◆ What you are asked to do ◆
Print the entries in full, word for word, but not the pictures.

------ Records supplied

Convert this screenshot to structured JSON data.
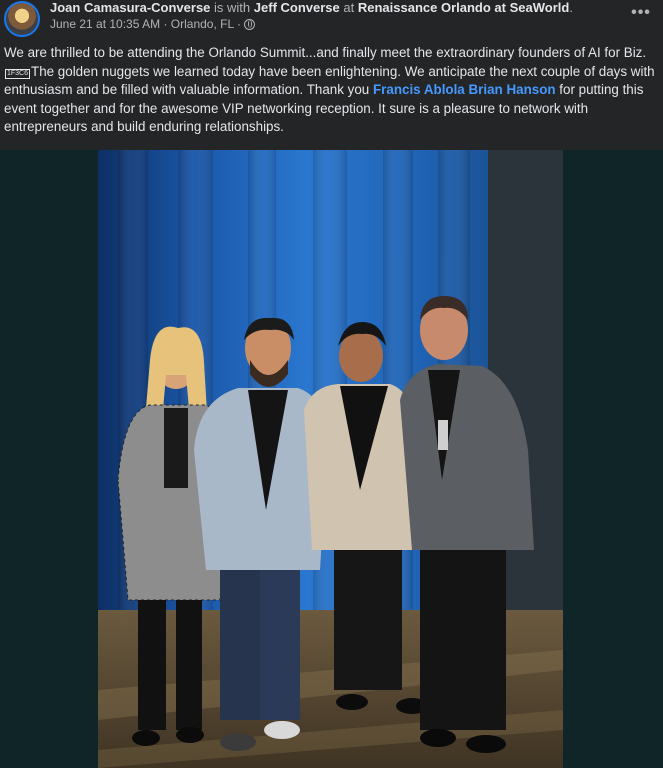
{
  "post": {
    "author": "Joan Camasura-Converse",
    "with_text": "is with",
    "tagged": "Jeff Converse",
    "at_text": "at",
    "location": "Renaissance Orlando at SeaWorld",
    "period": ".",
    "timestamp": "June 21 at 10:35 AM",
    "separator": "·",
    "city": "Orlando, FL",
    "separator2": "·",
    "more_label": "•••",
    "text_part1": "We are thrilled to be attending the Orlando Summit...and finally meet the extraordinary founders of AI for Biz.",
    "symbol": "1F3C6",
    "text_part2": "The golden nuggets we learned today have been enlightening. We anticipate the next couple of days with enthusiasm and be filled with valuable information. Thank you",
    "link1": "Francis Ablola",
    "link2": "Brian Hanson",
    "text_part3": "for putting this event together and for the awesome VIP networking reception. It sure is a pleasure to network with entrepreneurs and build enduring relationships."
  },
  "colors": {
    "background": "#242526",
    "link": "#4599ff",
    "curtain": "#1b5fae",
    "photo_margin": "#0f2528"
  },
  "icons": {
    "privacy": "globe-icon",
    "menu": "more-options-icon"
  }
}
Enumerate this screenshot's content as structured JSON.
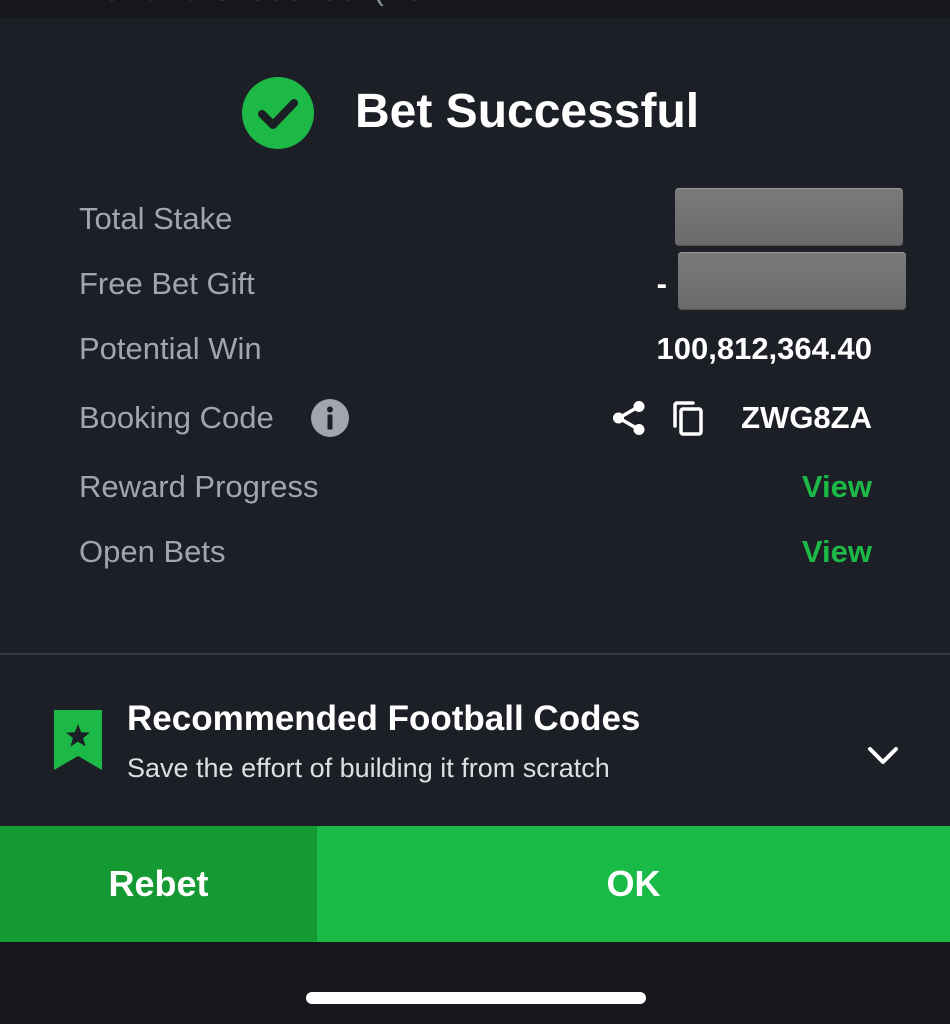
{
  "background": {
    "partial_text": "Romania Over/Under (incl."
  },
  "header": {
    "title": "Bet Successful",
    "icon": "check-circle-icon"
  },
  "details": {
    "total_stake": {
      "label": "Total Stake",
      "value_masked": true
    },
    "free_bet_gift": {
      "label": "Free Bet Gift",
      "prefix": "-",
      "value_masked": true
    },
    "potential_win": {
      "label": "Potential Win",
      "value": "100,812,364.40"
    },
    "booking_code": {
      "label": "Booking Code",
      "value": "ZWG8ZA"
    },
    "reward_progress": {
      "label": "Reward Progress",
      "action": "View"
    },
    "open_bets": {
      "label": "Open Bets",
      "action": "View"
    }
  },
  "recommended": {
    "title": "Recommended Football Codes",
    "subtitle": "Save the effort of building it from scratch",
    "icon": "bookmark-star-icon"
  },
  "actions": {
    "rebet_label": "Rebet",
    "ok_label": "OK"
  },
  "colors": {
    "accent_green": "#1db947",
    "rebet_green": "#159a33",
    "ok_green": "#19bb46",
    "sheet_background": "#1c1f26",
    "label_gray": "#a1a6ae"
  }
}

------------

◆ Task solution ◆
Convert this screenshot to structured JSON data.
{
  "post": {
    "author": "Joan Camasura-Converse",
    "with_text": "is with",
    "tagged": "Jeff Converse",
    "at_text": "at",
    "location": "Renaissance Orlando at SeaWorld",
    "period": ".",
    "timestamp": "June 21 at 10:35 AM",
    "separator": "·",
    "city": "Orlando, FL",
    "separator2": "·",
    "more_label": "•••",
    "text_part1": "We are thrilled to be attending the Orlando Summit...and finally meet the extraordinary founders of AI for Biz.",
    "symbol": "1F3C6",
    "text_part2": "The golden nuggets we learned today have been enlightening. We anticipate the next couple of days with enthusiasm and be filled with valuable information. Thank you",
    "link1": "Francis Ablola",
    "link2": "Brian Hanson",
    "text_part3": "for putting this event together and for the awesome VIP networking reception. It sure is a pleasure to network with entrepreneurs and build enduring relationships."
  },
  "colors": {
    "background": "#242526",
    "link": "#4599ff",
    "curtain": "#1b5fae",
    "photo_margin": "#0f2528"
  },
  "icons": {
    "privacy": "globe-icon",
    "menu": "more-options-icon"
  }
}
Enumerate this screenshot's content as structured JSON.
{
  "background": {
    "partial_text": "Romania Over/Under (incl."
  },
  "header": {
    "title": "Bet Successful",
    "icon": "check-circle-icon"
  },
  "details": {
    "total_stake": {
      "label": "Total Stake",
      "value_masked": true
    },
    "free_bet_gift": {
      "label": "Free Bet Gift",
      "prefix": "-",
      "value_masked": true
    },
    "potential_win": {
      "label": "Potential Win",
      "value": "100,812,364.40"
    },
    "booking_code": {
      "label": "Booking Code",
      "value": "ZWG8ZA"
    },
    "reward_progress": {
      "label": "Reward Progress",
      "action": "View"
    },
    "open_bets": {
      "label": "Open Bets",
      "action": "View"
    }
  },
  "recommended": {
    "title": "Recommended Football Codes",
    "subtitle": "Save the effort of building it from scratch",
    "icon": "bookmark-star-icon"
  },
  "actions": {
    "rebet_label": "Rebet",
    "ok_label": "OK"
  },
  "colors": {
    "accent_green": "#1db947",
    "rebet_green": "#159a33",
    "ok_green": "#19bb46",
    "sheet_background": "#1c1f26",
    "label_gray": "#a1a6ae"
  }
}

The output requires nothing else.